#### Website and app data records
══════

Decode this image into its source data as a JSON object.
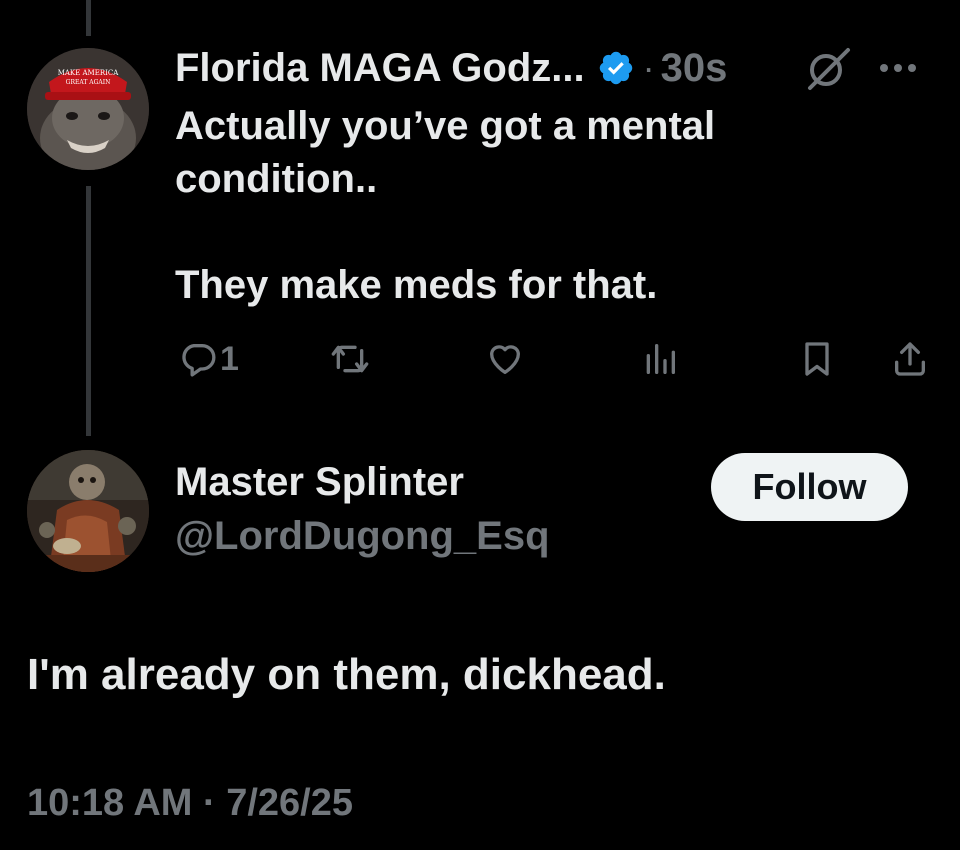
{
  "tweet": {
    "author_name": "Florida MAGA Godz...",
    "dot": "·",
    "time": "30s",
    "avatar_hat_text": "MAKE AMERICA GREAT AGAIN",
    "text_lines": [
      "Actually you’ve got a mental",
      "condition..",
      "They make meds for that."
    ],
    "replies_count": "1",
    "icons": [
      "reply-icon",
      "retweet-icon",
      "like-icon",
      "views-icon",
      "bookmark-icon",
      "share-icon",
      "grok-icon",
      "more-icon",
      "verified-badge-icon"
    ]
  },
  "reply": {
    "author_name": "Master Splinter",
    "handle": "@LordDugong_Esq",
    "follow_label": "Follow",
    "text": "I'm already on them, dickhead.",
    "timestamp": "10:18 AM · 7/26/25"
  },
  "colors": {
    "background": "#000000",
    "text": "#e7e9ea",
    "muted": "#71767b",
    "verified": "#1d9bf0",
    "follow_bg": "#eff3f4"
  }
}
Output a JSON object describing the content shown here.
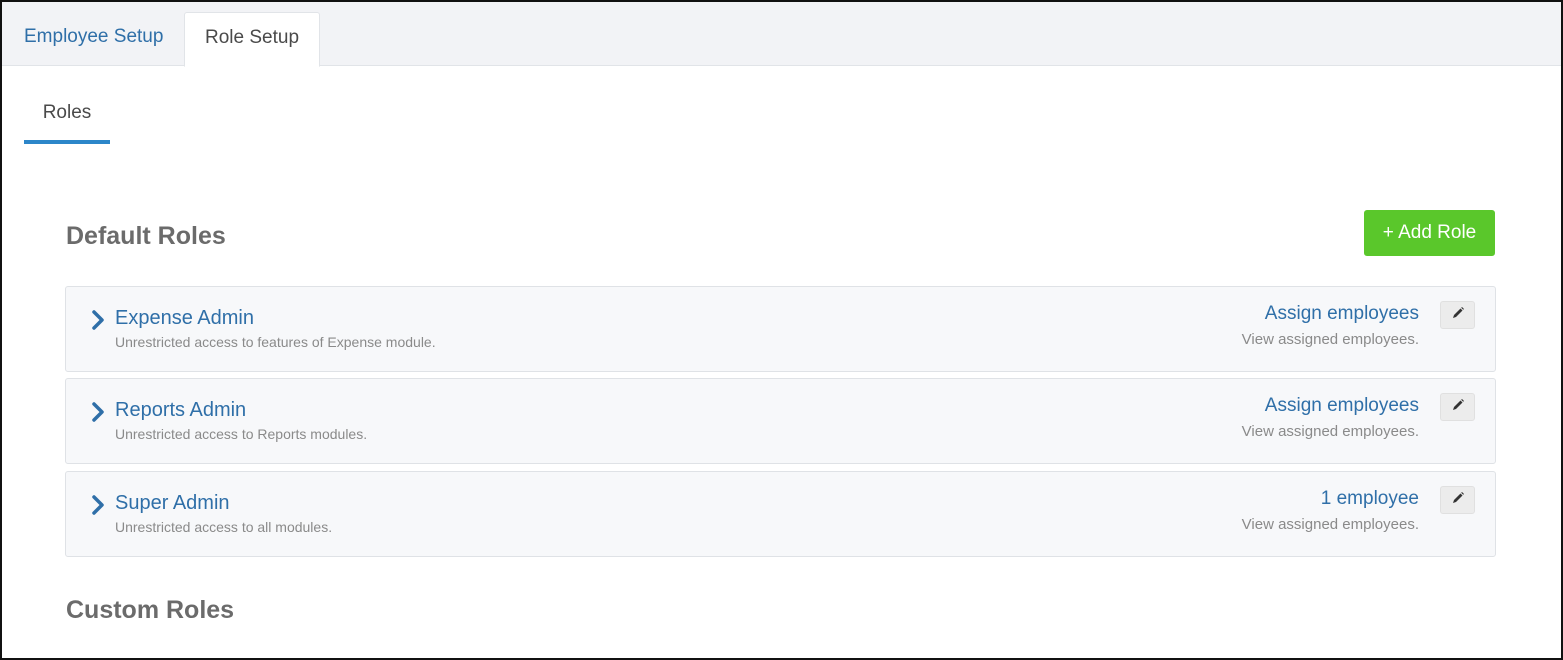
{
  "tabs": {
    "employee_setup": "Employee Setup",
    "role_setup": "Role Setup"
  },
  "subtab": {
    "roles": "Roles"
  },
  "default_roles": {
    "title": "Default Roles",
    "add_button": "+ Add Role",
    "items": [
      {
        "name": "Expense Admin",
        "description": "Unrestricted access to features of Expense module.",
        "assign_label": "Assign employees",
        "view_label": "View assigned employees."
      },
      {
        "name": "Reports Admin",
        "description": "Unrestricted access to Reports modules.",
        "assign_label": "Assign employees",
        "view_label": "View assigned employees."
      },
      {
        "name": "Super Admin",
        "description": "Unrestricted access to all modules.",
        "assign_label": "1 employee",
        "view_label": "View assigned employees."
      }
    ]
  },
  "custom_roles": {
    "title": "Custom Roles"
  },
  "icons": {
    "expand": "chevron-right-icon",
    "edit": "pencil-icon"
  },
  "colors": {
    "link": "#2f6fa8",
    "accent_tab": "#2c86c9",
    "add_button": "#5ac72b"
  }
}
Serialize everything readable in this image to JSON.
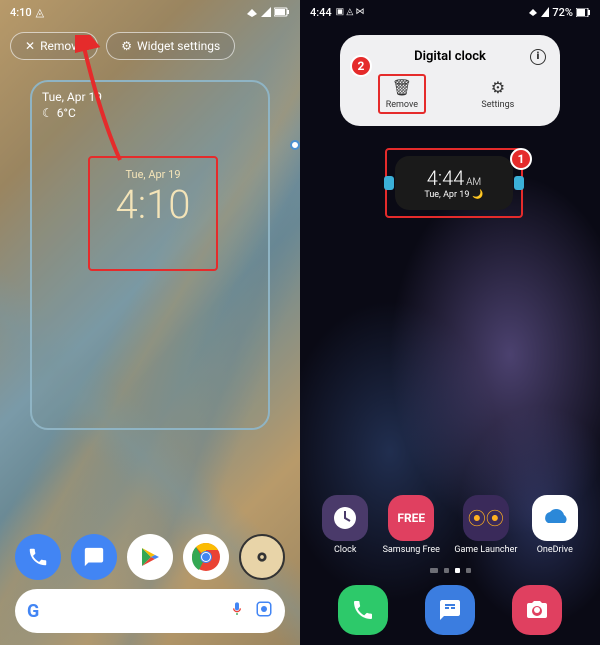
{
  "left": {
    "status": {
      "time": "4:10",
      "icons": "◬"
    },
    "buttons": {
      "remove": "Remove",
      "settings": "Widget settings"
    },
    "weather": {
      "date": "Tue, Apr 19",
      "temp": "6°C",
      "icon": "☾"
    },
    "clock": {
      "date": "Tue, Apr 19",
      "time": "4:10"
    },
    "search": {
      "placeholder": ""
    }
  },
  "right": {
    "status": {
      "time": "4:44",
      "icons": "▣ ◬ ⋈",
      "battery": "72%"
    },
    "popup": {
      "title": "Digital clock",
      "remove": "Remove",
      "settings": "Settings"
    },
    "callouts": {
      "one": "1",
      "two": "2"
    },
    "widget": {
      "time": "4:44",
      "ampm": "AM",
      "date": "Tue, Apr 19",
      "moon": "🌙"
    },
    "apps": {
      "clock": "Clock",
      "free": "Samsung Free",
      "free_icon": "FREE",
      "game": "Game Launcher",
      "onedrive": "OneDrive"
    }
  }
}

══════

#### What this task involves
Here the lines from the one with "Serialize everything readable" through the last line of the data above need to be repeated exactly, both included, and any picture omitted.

#### Task response
Serialize everything readable in this image to JSON.
{
  "left": {
    "status": {
      "time": "4:10",
      "icons": "◬"
    },
    "buttons": {
      "remove": "Remove",
      "settings": "Widget settings"
    },
    "weather": {
      "date": "Tue, Apr 19",
      "temp": "6°C",
      "icon": "☾"
    },
    "clock": {
      "date": "Tue, Apr 19",
      "time": "4:10"
    },
    "search": {
      "placeholder": ""
    }
  },
  "right": {
    "status": {
      "time": "4:44",
      "icons": "▣ ◬ ⋈",
      "battery": "72%"
    },
    "popup": {
      "title": "Digital clock",
      "remove": "Remove",
      "settings": "Settings"
    },
    "callouts": {
      "one": "1",
      "two": "2"
    },
    "widget": {
      "time": "4:44",
      "ampm": "AM",
      "date": "Tue, Apr 19",
      "moon": "🌙"
    },
    "apps": {
      "clock": "Clock",
      "free": "Samsung Free",
      "free_icon": "FREE",
      "game": "Game Launcher",
      "onedrive": "OneDrive"
    }
  }
}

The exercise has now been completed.